Work instructions -
Could you restate all of the records exactly, leaving out the pictures?

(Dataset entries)
-------

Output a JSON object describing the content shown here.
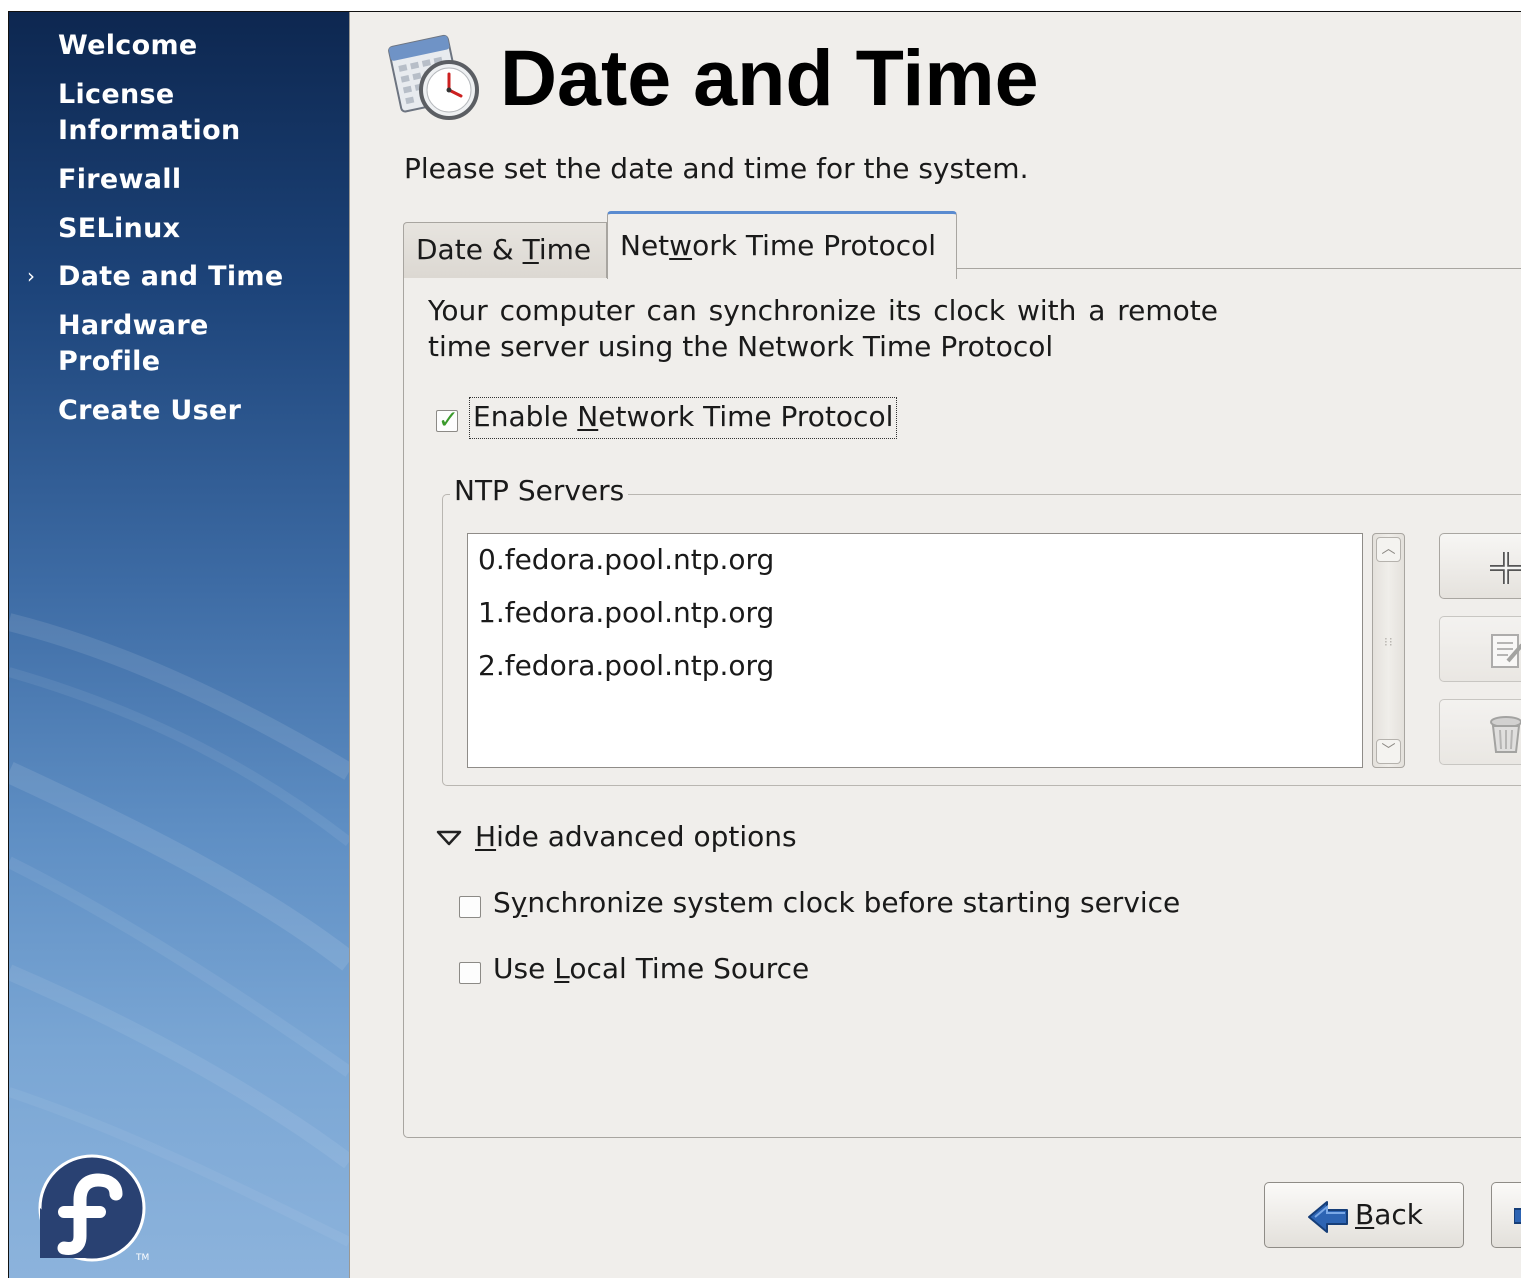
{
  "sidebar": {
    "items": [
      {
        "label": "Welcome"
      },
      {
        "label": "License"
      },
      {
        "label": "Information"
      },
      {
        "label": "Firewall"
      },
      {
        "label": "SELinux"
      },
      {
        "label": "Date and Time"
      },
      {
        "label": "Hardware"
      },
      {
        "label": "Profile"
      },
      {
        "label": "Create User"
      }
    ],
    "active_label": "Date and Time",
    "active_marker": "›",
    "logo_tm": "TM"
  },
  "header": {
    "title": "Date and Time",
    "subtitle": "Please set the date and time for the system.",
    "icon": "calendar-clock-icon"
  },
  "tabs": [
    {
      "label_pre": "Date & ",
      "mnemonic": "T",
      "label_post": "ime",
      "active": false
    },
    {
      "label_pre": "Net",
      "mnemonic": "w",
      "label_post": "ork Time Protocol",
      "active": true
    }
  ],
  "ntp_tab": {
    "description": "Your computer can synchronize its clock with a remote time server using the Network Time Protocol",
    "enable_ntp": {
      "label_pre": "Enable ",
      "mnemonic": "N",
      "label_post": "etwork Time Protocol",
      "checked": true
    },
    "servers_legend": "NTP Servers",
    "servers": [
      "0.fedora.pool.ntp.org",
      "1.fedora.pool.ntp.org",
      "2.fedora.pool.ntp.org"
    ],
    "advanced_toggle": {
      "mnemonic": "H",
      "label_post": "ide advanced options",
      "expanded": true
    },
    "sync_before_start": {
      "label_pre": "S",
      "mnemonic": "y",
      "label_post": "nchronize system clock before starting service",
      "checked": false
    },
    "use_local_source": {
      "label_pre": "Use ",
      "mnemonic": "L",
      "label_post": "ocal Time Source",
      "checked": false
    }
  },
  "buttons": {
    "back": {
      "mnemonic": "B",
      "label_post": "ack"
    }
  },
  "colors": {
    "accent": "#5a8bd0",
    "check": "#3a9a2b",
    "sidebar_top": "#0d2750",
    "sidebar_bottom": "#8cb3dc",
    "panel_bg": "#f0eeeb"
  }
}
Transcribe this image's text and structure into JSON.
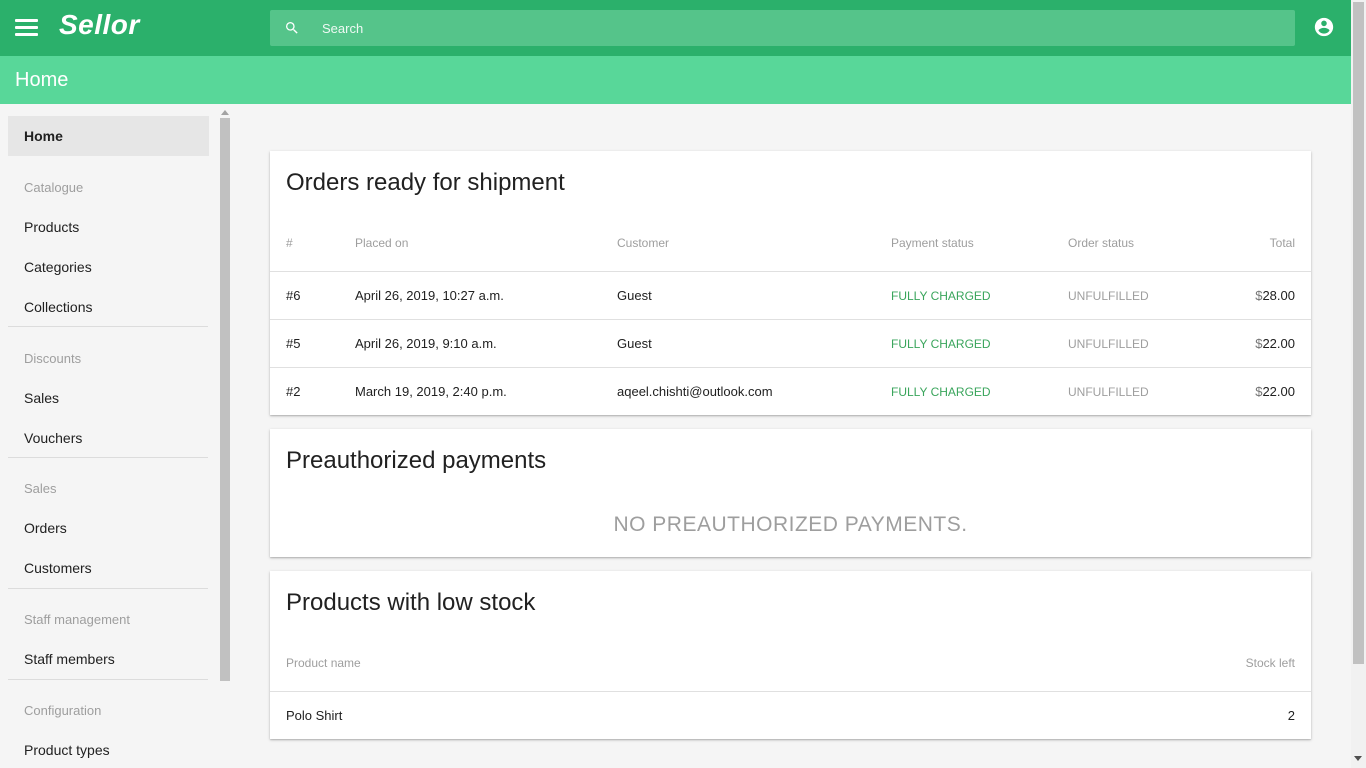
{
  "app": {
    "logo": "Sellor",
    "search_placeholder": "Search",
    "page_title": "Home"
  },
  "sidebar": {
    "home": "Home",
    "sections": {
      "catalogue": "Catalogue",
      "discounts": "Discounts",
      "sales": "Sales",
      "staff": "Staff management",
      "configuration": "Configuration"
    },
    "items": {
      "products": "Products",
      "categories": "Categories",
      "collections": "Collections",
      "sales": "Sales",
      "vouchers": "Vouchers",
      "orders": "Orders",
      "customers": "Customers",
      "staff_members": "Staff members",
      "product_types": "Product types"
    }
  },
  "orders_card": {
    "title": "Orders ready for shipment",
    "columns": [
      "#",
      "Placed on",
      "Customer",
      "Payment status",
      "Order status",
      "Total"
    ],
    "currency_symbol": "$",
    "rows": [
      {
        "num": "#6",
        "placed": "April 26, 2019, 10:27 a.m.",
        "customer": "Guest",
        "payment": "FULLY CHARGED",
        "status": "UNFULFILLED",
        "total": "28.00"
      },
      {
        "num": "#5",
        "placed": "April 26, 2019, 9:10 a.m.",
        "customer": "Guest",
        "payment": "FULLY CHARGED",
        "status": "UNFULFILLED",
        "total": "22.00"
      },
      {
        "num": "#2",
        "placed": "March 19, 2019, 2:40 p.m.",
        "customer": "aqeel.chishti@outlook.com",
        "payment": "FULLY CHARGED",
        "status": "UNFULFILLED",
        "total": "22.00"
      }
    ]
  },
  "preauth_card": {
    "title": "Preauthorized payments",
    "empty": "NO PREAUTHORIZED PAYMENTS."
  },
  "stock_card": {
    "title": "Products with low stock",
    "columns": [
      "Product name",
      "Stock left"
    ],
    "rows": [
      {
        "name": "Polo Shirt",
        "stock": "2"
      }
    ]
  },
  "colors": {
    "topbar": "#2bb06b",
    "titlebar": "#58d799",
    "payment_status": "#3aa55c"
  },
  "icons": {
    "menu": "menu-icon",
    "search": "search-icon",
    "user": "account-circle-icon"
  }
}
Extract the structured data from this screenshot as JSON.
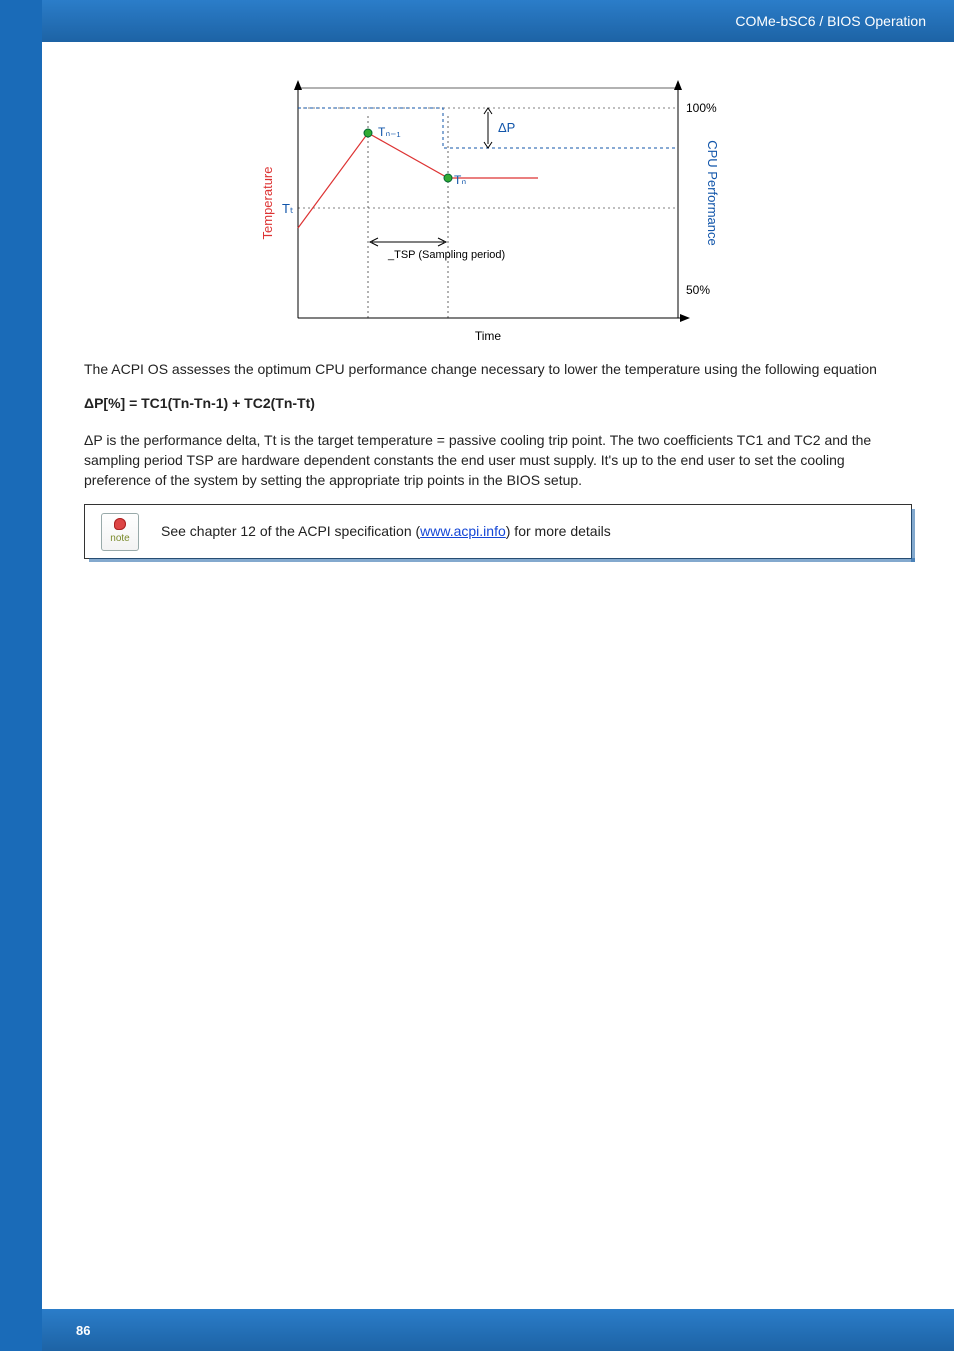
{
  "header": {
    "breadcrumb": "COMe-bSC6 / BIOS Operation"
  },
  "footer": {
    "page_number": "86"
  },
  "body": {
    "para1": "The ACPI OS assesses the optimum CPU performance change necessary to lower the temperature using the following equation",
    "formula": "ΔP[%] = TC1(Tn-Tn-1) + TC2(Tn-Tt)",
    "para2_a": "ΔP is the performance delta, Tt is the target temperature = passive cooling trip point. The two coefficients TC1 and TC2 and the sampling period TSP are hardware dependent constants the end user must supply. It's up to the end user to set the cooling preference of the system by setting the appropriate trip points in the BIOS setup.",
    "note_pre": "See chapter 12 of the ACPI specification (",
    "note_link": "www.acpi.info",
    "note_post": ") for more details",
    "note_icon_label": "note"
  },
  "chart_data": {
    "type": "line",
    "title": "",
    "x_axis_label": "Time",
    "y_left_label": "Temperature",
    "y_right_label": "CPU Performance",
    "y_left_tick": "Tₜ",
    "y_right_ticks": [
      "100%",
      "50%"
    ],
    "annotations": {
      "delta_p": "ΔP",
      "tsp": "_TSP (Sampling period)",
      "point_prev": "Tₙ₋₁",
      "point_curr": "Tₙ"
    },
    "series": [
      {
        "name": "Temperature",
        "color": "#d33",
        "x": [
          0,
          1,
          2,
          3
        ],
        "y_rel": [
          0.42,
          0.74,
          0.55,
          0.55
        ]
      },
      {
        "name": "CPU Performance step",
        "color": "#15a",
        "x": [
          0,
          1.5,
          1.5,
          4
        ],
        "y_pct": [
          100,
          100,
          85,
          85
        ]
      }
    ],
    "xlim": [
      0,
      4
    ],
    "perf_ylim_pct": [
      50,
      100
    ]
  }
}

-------

Answer below -
Output a JSON object describing the content shown here.
{
  "sidebar": {
    "items": [
      {
        "label": "Welcome"
      },
      {
        "label": "License"
      },
      {
        "label": "Information"
      },
      {
        "label": "Firewall"
      },
      {
        "label": "SELinux"
      },
      {
        "label": "Date and Time"
      },
      {
        "label": "Hardware"
      },
      {
        "label": "Profile"
      },
      {
        "label": "Create User"
      }
    ],
    "active_label": "Date and Time",
    "active_marker": "›",
    "logo_tm": "TM"
  },
  "header": {
    "title": "Date and Time",
    "subtitle": "Please set the date and time for the system.",
    "icon": "calendar-clock-icon"
  },
  "tabs": [
    {
      "label_pre": "Date & ",
      "mnemonic": "T",
      "label_post": "ime",
      "active": false
    },
    {
      "label_pre": "Net",
      "mnemonic": "w",
      "label_post": "ork Time Protocol",
      "active": true
    }
  ],
  "ntp_tab": {
    "description": "Your computer can synchronize its clock with a remote time server using the Network Time Protocol",
    "enable_ntp": {
      "label_pre": "Enable ",
      "mnemonic": "N",
      "label_post": "etwork Time Protocol",
      "checked": true
    },
    "servers_legend": "NTP Servers",
    "servers": [
      "0.fedora.pool.ntp.org",
      "1.fedora.pool.ntp.org",
      "2.fedora.pool.ntp.org"
    ],
    "advanced_toggle": {
      "mnemonic": "H",
      "label_post": "ide advanced options",
      "expanded": true
    },
    "sync_before_start": {
      "label_pre": "S",
      "mnemonic": "y",
      "label_post": "nchronize system clock before starting service",
      "checked": false
    },
    "use_local_source": {
      "label_pre": "Use ",
      "mnemonic": "L",
      "label_post": "ocal Time Source",
      "checked": false
    }
  },
  "buttons": {
    "back": {
      "mnemonic": "B",
      "label_post": "ack"
    }
  },
  "colors": {
    "accent": "#5a8bd0",
    "check": "#3a9a2b",
    "sidebar_top": "#0d2750",
    "sidebar_bottom": "#8cb3dc",
    "panel_bg": "#f0eeeb"
  }
}
Transcribe this image's text and structure into JSON.
{
  "app": {
    "logo": "Sellor",
    "search_placeholder": "Search",
    "page_title": "Home"
  },
  "sidebar": {
    "home": "Home",
    "sections": {
      "catalogue": "Catalogue",
      "discounts": "Discounts",
      "sales": "Sales",
      "staff": "Staff management",
      "configuration": "Configuration"
    },
    "items": {
      "products": "Products",
      "categories": "Categories",
      "collections": "Collections",
      "sales": "Sales",
      "vouchers": "Vouchers",
      "orders": "Orders",
      "customers": "Customers",
      "staff_members": "Staff members",
      "product_types": "Product types"
    }
  },
  "orders_card": {
    "title": "Orders ready for shipment",
    "columns": [
      "#",
      "Placed on",
      "Customer",
      "Payment status",
      "Order status",
      "Total"
    ],
    "currency_symbol": "$",
    "rows": [
      {
        "num": "#6",
        "placed": "April 26, 2019, 10:27 a.m.",
        "customer": "Guest",
        "payment": "FULLY CHARGED",
        "status": "UNFULFILLED",
        "total": "28.00"
      },
      {
        "num": "#5",
        "placed": "April 26, 2019, 9:10 a.m.",
        "customer": "Guest",
        "payment": "FULLY CHARGED",
        "status": "UNFULFILLED",
        "total": "22.00"
      },
      {
        "num": "#2",
        "placed": "March 19, 2019, 2:40 p.m.",
        "customer": "aqeel.chishti@outlook.com",
        "payment": "FULLY CHARGED",
        "status": "UNFULFILLED",
        "total": "22.00"
      }
    ]
  },
  "preauth_card": {
    "title": "Preauthorized payments",
    "empty": "NO PREAUTHORIZED PAYMENTS."
  },
  "stock_card": {
    "title": "Products with low stock",
    "columns": [
      "Product name",
      "Stock left"
    ],
    "rows": [
      {
        "name": "Polo Shirt",
        "stock": "2"
      }
    ]
  },
  "colors": {
    "topbar": "#2bb06b",
    "titlebar": "#58d799",
    "payment_status": "#3aa55c"
  },
  "icons": {
    "menu": "menu-icon",
    "search": "search-icon",
    "user": "account-circle-icon"
  }
}
Extract the structured data from this screenshot as JSON.
{
  "header": {
    "breadcrumb": "COMe-bSC6 / BIOS Operation"
  },
  "footer": {
    "page_number": "86"
  },
  "body": {
    "para1": "The ACPI OS assesses the optimum CPU performance change necessary to lower the temperature using the following equation",
    "formula": "ΔP[%] = TC1(Tn-Tn-1) + TC2(Tn-Tt)",
    "para2_a": "ΔP is the performance delta, Tt is the target temperature = passive cooling trip point. The two coefficients TC1 and TC2 and the sampling period TSP are hardware dependent constants the end user must supply. It's up to the end user to set the cooling preference of the system by setting the appropriate trip points in the BIOS setup.",
    "note_pre": "See chapter 12 of the ACPI specification (",
    "note_link": "www.acpi.info",
    "note_post": ") for more details",
    "note_icon_label": "note"
  },
  "chart_data": {
    "type": "line",
    "title": "",
    "x_axis_label": "Time",
    "y_left_label": "Temperature",
    "y_right_label": "CPU Performance",
    "y_left_tick": "Tₜ",
    "y_right_ticks": [
      "100%",
      "50%"
    ],
    "annotations": {
      "delta_p": "ΔP",
      "tsp": "_TSP (Sampling period)",
      "point_prev": "Tₙ₋₁",
      "point_curr": "Tₙ"
    },
    "series": [
      {
        "name": "Temperature",
        "color": "#d33",
        "x": [
          0,
          1,
          2,
          3
        ],
        "y_rel": [
          0.42,
          0.74,
          0.55,
          0.55
        ]
      },
      {
        "name": "CPU Performance step",
        "color": "#15a",
        "x": [
          0,
          1.5,
          1.5,
          4
        ],
        "y_pct": [
          100,
          100,
          85,
          85
        ]
      }
    ],
    "xlim": [
      0,
      4
    ],
    "perf_ylim_pct": [
      50,
      100
    ]
  }
}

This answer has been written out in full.